Dealing in and with non-ferrous metals - from aluminium to zinc, in a wide range of qualities and forms - counts among what we do on a daily basis.
In our national and international dealings, we fulfil the demands of our customers, meaning that factors such as prices in line with the market, on-time delivery and continuity of supply go without saying.
BELOW IS A BRIEF LOOK AT THE RANGE OF NON-FERROUS METALS WE WORK WITH:
Symbol Al, classified as an alloy and the most frequently occurring element in the earth's crust.
Pure aluminium is a light, silvery metal. It melts at 660°C, boils at 2,467°C and has a relative density of 2.7. Objects made from aluminium are corrosion-resistant.
Symbol Pb, bluish-grey metallic element.
Metallic lead is soft, highly elastic and a poor conductor of electrical current. A freshly cut lead surface displays a bright, silvery shine that quickly changes into the characteristic bluish-grey colour. A heavy metal, it melts at 328°C and boils at 1,740°C.
With the symbol Cr, chrome is a steel stabiliser.
It is a silvery-white, very shiny metal which is tough, flexible and forgeable. Its melting point lies at 1,857°C. Chrome is resistant to corrosion.
V2A, 18Cr/8Ni-grade Cr-Ni steel scrap, rust- and heat-resistant, occurring principally in the cutlery, food and household appliance industries.

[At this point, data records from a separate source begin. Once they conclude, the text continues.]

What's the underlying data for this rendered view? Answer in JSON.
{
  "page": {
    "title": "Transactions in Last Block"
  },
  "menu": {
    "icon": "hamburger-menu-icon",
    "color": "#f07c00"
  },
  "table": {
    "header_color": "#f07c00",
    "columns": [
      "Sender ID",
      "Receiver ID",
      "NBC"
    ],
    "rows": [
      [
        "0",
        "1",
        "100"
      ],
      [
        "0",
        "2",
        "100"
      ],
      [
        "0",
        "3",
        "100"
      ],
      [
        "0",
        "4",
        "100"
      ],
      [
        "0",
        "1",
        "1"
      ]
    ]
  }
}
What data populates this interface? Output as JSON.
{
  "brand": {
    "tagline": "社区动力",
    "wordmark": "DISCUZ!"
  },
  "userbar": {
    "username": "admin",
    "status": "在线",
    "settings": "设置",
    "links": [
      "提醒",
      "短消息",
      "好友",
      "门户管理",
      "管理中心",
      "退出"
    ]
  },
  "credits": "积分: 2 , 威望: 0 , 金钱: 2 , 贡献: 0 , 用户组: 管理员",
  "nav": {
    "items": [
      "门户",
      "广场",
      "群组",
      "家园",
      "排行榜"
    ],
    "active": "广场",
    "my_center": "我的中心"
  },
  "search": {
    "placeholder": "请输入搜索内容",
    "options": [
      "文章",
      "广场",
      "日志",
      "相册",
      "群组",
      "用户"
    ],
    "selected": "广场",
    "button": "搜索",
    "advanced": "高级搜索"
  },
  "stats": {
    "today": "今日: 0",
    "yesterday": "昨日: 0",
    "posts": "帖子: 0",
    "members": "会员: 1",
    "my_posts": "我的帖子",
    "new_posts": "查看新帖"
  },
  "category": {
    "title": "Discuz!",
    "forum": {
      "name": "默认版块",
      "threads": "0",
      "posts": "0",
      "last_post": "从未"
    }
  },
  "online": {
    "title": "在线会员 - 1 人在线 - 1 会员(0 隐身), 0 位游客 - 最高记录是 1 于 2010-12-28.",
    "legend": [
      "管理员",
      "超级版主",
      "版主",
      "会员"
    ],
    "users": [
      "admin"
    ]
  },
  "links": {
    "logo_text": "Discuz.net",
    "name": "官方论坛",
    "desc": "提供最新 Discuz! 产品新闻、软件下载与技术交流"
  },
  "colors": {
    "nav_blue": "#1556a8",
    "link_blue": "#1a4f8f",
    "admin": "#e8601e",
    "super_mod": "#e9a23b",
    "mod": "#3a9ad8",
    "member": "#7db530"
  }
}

V4A, 18Cr/10Ni/2Mo-grade Cr-Ni-Mo steel scrap, rust- and acid-resistant, occurring in the chemicals industry.
Old motors of all kinds that are no longer usable. These generally consist of copper coils and an iron core.
Copper and aluminium cable from demolition, production and electronic scrap recycling.
Symbol Cu, one of the non-ferrous metals.
In nature, copper occurs not only in the form of compounds (e.g. in sulphide ores), but also in its pure state. The pure metal melts at around 1,083°C and boils at approximately 2,567°C. The relative density of copper lies at around 8.9. Copper is an excellent conductor of electricity and is suitable as a heat exchanger.
Alloy of copper (Cu) and zinc (Zn) - hard metal, yet malleable.
An alloy of copper (Cu), tin (Sn), zinc (Zn) and lead (Pb). Principally used in the plumbing trade and in mechanical engineering.
Symbol Zn, bluish-white, very shiny metallic element. Zinc plays an important role in technology in many respects. Examples of these include brass, a zinc-copper alloy, and a range of zinc pigments that are used to protect against corrosion.
Pure zinc melts at around 420°C and boils at approximately 907°C.